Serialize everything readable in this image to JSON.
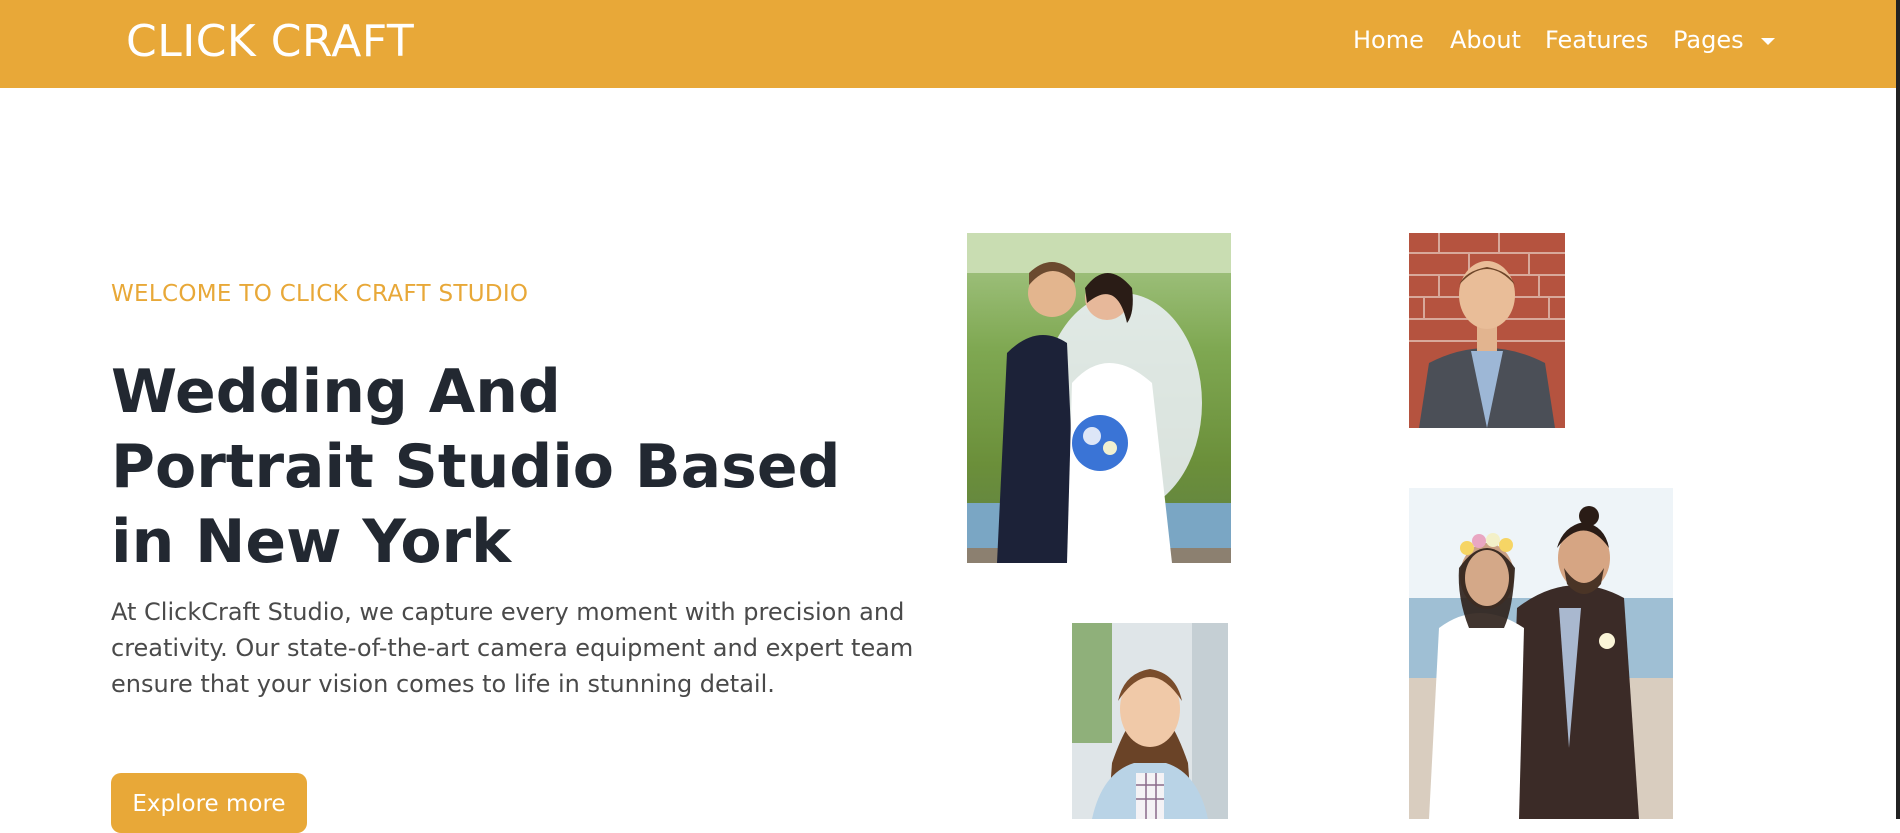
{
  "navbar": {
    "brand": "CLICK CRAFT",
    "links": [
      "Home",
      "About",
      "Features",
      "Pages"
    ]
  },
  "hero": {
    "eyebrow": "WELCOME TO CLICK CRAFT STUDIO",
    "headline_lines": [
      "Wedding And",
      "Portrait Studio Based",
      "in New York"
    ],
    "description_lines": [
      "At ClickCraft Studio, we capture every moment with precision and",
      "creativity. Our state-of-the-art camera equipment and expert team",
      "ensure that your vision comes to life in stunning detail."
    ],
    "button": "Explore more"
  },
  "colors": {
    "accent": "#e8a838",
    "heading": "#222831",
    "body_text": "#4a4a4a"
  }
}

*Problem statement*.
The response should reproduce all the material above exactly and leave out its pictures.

*Expected output*.
Serialize everything readable in this image to JSON.
{
  "navbar": {
    "brand": "CLICK CRAFT",
    "links": [
      "Home",
      "About",
      "Features",
      "Pages"
    ]
  },
  "hero": {
    "eyebrow": "WELCOME TO CLICK CRAFT STUDIO",
    "headline_lines": [
      "Wedding And",
      "Portrait Studio Based",
      "in New York"
    ],
    "description_lines": [
      "At ClickCraft Studio, we capture every moment with precision and",
      "creativity. Our state-of-the-art camera equipment and expert team",
      "ensure that your vision comes to life in stunning detail."
    ],
    "button": "Explore more"
  },
  "colors": {
    "accent": "#e8a838",
    "heading": "#222831",
    "body_text": "#4a4a4a"
  }
}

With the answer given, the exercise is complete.